Today we are all living with AIDS. But circa 1981 a mysterious disease afflicted just a handful of disparate populations on the East and West Coasts in the United States, among other countries. It wasn't yet known as AIDS, and it wasn't yet something that could be tested for, but over time it was used to evict, ostracize, exclude, alienate, fire, harass, and discriminate. It was also used to galvanize, spur, radicalize, create community, instigate change, and cement bonds.

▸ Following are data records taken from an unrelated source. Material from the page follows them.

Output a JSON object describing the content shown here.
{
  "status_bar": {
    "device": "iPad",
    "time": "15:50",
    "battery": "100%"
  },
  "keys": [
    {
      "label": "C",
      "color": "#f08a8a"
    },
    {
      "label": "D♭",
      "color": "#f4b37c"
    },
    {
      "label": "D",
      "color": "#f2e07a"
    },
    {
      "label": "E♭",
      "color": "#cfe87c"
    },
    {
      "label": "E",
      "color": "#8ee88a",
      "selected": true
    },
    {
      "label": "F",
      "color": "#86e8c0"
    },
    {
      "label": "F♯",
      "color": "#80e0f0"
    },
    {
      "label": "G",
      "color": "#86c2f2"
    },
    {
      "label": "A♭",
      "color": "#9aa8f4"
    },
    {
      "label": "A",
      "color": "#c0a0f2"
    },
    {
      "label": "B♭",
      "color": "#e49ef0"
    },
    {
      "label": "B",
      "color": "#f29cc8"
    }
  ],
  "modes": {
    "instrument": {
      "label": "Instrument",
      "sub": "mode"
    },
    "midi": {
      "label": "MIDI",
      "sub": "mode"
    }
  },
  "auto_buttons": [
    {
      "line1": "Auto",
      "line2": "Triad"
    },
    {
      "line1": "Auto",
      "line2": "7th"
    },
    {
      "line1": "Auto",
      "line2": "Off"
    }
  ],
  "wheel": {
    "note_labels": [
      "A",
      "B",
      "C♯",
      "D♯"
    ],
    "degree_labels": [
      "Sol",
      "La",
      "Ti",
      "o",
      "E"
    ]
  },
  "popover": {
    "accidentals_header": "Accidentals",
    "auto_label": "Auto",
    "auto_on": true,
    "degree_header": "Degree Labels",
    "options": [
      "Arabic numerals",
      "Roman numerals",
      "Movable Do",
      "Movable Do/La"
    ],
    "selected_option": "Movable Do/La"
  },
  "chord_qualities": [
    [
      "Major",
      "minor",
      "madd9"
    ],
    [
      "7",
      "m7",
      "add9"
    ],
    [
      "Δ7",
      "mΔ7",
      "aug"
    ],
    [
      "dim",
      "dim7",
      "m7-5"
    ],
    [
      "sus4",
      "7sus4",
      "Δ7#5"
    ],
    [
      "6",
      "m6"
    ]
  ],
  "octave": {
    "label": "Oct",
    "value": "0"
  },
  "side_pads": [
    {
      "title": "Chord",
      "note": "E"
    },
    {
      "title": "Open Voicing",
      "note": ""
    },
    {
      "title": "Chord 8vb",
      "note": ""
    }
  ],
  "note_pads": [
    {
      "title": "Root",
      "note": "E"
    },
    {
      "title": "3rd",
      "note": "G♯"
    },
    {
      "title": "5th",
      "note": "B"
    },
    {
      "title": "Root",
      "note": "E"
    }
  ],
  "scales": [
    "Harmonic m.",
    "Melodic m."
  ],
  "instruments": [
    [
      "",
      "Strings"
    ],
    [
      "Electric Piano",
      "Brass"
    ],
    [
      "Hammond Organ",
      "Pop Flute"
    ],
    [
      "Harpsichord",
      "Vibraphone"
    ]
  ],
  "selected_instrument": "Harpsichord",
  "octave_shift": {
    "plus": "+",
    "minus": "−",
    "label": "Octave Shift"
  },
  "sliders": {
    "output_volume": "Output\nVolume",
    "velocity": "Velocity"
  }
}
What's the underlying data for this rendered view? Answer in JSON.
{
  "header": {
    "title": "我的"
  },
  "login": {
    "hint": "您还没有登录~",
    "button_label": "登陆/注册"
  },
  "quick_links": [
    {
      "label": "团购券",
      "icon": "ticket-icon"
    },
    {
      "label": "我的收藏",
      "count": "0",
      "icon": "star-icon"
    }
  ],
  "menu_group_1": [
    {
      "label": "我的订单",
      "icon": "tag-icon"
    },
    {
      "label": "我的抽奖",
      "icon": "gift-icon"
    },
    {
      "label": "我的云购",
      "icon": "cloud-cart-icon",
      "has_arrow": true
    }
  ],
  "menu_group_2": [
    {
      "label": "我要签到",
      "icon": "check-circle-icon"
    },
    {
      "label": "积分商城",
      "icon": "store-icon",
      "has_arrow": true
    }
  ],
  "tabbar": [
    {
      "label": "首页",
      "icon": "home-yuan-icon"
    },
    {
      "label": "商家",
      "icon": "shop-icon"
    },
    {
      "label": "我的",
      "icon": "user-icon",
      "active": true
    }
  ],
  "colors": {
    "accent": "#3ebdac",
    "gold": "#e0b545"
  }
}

AIDS in New York: The First Five Years at the New-York Historical Society explores this early history, as well as the impact and legacy of the disease on individuals, institutions, and, ultimately, a city, through newspaper articles, diaries, letters, photographs, videos, research papers, public health posters put up in hotels and bathhouses, medical equipment, transcriptions, and other artifacts. The excellent exhibit offers a chance to reflect on a past many of us don't know or don't remember, but which continues to reverberate into the present.